The Bellingham/Mendon Veteran’s oral History Project is supported in part by a grant from the Bellingham Cultural Council, a local agency which is supported by the Massachusetts Cultural Council, a state agency." http://www.massculturalcouncil.org/ 

ABMI Cable8 TV also provides in-kind and monetary support of this project. http://abmi8.org/


Turn of 21st century, War on Terror Era:



Interview for the Bellingham/Mendon Veteran’s Oral History Project
Interviewer, Marjorie Turner Hollman
With support from ABMI Cable 8 in Bellingham, MA
Video uploads to Youtube thanks to Amy Haug, Bellingham, MA.

 Bellingham, MA resident Linda Calderiso joined the Army as a single mother with two small children. She says that she wanted to do something to make her sons proud of her. She talks about the challenges of boot camp and being so far away from her children, her determination to stay fit once she’d gotten into shape, and her experiences serving as an Emergency Prepared Liaison Officer during the September 11, 2001 attacks on New York and Washington. She talks about how her job changed after 9-11 with an increased awareness of the capabilities of emergency prepared liaisons. She also participated in work that addressed sexual harassment in the military after the Tailhook scandal and received an award for her work.

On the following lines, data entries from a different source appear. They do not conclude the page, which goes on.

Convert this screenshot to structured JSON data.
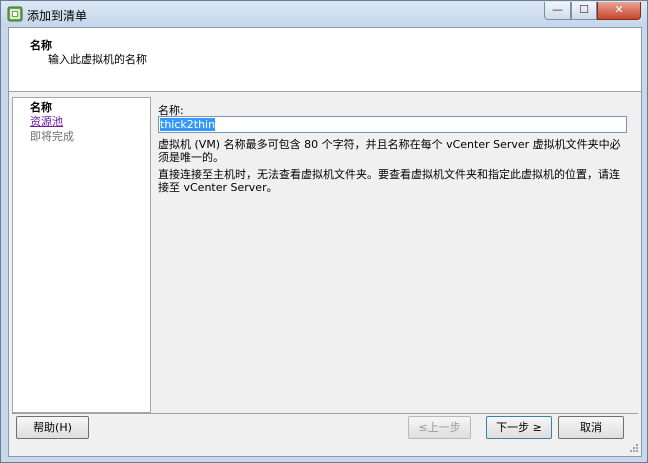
{
  "window": {
    "title": "添加到清单",
    "minimize_glyph": "—",
    "maximize_glyph": "☐",
    "close_glyph": "✕",
    "icon": "vsphere-app-icon"
  },
  "header": {
    "title": "名称",
    "subtitle": "输入此虚拟机的名称"
  },
  "steps": [
    {
      "label": "名称",
      "state": "current"
    },
    {
      "label": "资源池",
      "state": "link"
    },
    {
      "label": "即将完成",
      "state": "disabled"
    }
  ],
  "form": {
    "name_label": "名称:",
    "name_value": "thick2thin",
    "description_1": "虚拟机 (VM) 名称最多可包含 80 个字符，并且名称在每个 vCenter Server 虚拟机文件夹中必须是唯一的。",
    "description_2": "直接连接至主机时，无法查看虚拟机文件夹。要查看虚拟机文件夹和指定此虚拟机的位置，请连接至 vCenter Server。"
  },
  "buttons": {
    "help": "帮助(H)",
    "back": "≤上一步",
    "next": "下一步 ≥",
    "cancel": "取消"
  },
  "colors": {
    "selection": "#3399ff",
    "link": "#6a1c9a",
    "close_button": "#c9462c"
  }
}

She assisted with emergency response during Hurricanes Ivan and jean. Now retired from the Army, Linda serves with FEMA, using her experience with emergency preparedness. Each year she, her husband and a growing number of others band together each September 11 to climb the forty 4000 ft. peaks in New Hampshire, where they collectively post a flag on each peak and spend several hours at those peaks recalling the attacks and remembering those who were lost.
 This program is supported in part by a grant from the Bellingham Cultural Council, a local agency which is supported by the Massachusetts Cultural Council, a state agency." http://www.massculturalcouncil.org/




Tim Harvey grew up in Blackstone and his family is from Bellingham, his parents have a business in Bellingham. His father served in the Army, but encouraged Tim to join the Marines for the closeness and camaraderie of this branch of the service. Tim went to college, graduated then joined the Marines as an officer candidate. After training and becoming an officer, Tim was deployed to Afghanistan in 2011. He served on two bases, Camp Eddi, a Forward Operating Base, (FOB) and Camp Leatherneck. He describes life on a FOB, security concerns, staying in shape with Marine Martial Arts training, and learning to manage in difficult circumstances. He left active duty in 2012, got an MBA on the GI Bill, and is now serving on State Senator Richard Moore’s staff as his District Director.
 
The Bellingham/Mendon Veteran’s oral History Project is supported in part by a grant from the Bellingham Cultural Council, a local agency which is supported by the Massachusetts Cultural Council, a state agency."  http://www.massculturalcouncil.org/

Cable8 ABMI TV also provides in-kind and monetary support of this project. http://abmi8.org/